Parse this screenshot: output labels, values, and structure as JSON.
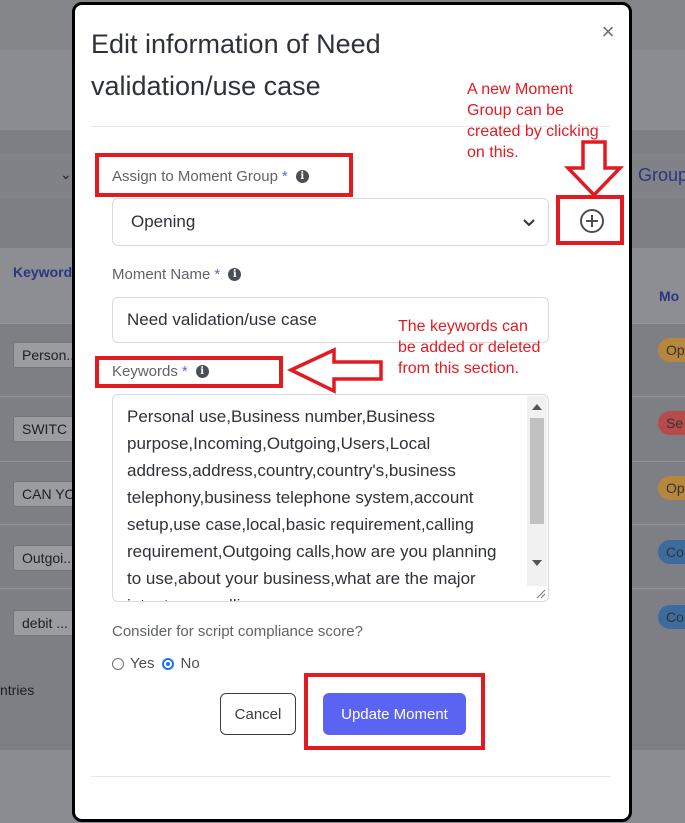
{
  "background": {
    "group_header": "Group",
    "keyword_header": "Keyword",
    "moment_header": "Mo",
    "chips": [
      "Person...",
      "SWITC",
      "CAN YO",
      "Outgoi...",
      "debit ..."
    ],
    "pills": [
      {
        "label": "Op",
        "color": "#b7863d"
      },
      {
        "label": "Se",
        "color": "#b74a4a"
      },
      {
        "label": "Op",
        "color": "#b7863d"
      },
      {
        "label": "Co",
        "color": "#3e6b9e"
      },
      {
        "label": "Co",
        "color": "#3e6b9e"
      }
    ],
    "entries_text": "ntries"
  },
  "modal": {
    "title": "Edit information of Need validation/use case",
    "close_symbol": "×",
    "group_label": "Assign to Moment Group",
    "group_value": "Opening",
    "name_label": "Moment Name",
    "name_value": "Need validation/use case",
    "keywords_label": "Keywords",
    "keywords_value": "Personal use,Business number,Business purpose,Incoming,Outgoing,Users,Local address,address,country,country's,business telephony,business telephone system,account setup,use case,local,basic requirement,calling requirement,Outgoing calls,how are you planning to use,about your business,what are the major intent,your calling",
    "required_mark": "*",
    "info_symbol": "i",
    "compliance_question": "Consider for script compliance score?",
    "yes_label": "Yes",
    "no_label": "No",
    "compliance_selected": "No",
    "cancel_label": "Cancel",
    "update_label": "Update Moment",
    "accent_color": "#5a63f2"
  },
  "annotations": {
    "new_group_note": [
      "A new Moment",
      "Group can be",
      "created by clicking",
      "on this."
    ],
    "keywords_note": [
      "The keywords can",
      "be added or deleted",
      "from this section."
    ],
    "color": "#e21b23"
  }
}
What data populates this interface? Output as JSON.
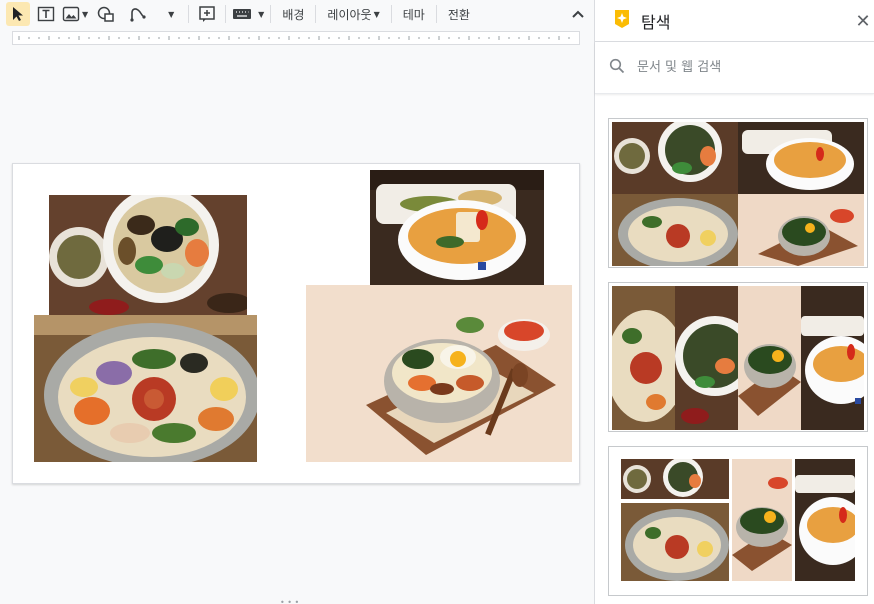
{
  "toolbar": {
    "select_icon": "cursor-icon",
    "textbox_icon": "textbox-icon",
    "image_icon": "image-icon",
    "shape_icon": "shape-icon",
    "line_icon": "line-icon",
    "comment_icon": "add-comment-icon",
    "keyboard_icon": "keyboard-icon",
    "background_label": "배경",
    "layout_label": "레이아웃",
    "theme_label": "테마",
    "transition_label": "전환"
  },
  "panel": {
    "title": "탐색",
    "search_placeholder": "문서 및 웹 검색"
  },
  "colors": {
    "accent_yellow": "#fbbc04",
    "toolbar_active": "#fce8b2"
  }
}
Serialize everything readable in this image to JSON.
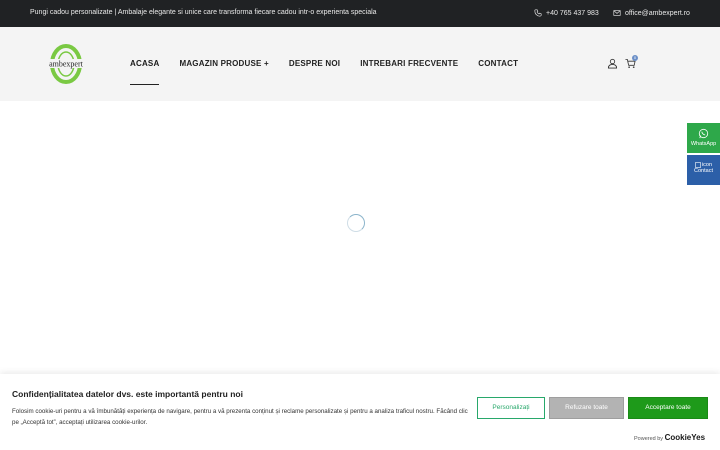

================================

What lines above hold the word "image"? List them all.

(Answer for the task):
    "image_icon": "image-icon",
Serialize everything readable in this image to JSON.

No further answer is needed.